● ACTIVITY
Could you find every line in the entries below that holds the word "preview" and copy it?

● EXTRACTED DATA
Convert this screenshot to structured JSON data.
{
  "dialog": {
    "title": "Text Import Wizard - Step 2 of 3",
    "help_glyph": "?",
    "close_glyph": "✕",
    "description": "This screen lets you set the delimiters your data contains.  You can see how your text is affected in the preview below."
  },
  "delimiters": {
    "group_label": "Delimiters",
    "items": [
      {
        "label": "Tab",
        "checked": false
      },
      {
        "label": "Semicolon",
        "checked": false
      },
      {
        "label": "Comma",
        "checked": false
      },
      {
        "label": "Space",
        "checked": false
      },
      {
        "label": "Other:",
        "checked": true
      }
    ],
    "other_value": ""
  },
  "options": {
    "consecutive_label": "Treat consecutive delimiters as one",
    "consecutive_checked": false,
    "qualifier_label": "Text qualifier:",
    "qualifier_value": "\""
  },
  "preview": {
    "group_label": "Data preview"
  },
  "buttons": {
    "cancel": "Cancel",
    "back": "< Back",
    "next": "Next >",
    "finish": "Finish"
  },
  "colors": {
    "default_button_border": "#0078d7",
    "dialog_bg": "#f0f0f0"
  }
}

● TASK RESPONSE
    "description": "This screen lets you set the delimiters your data contains.  You can see how your text is affected in the preview below."
  "preview": {
    "group_label": "Data preview"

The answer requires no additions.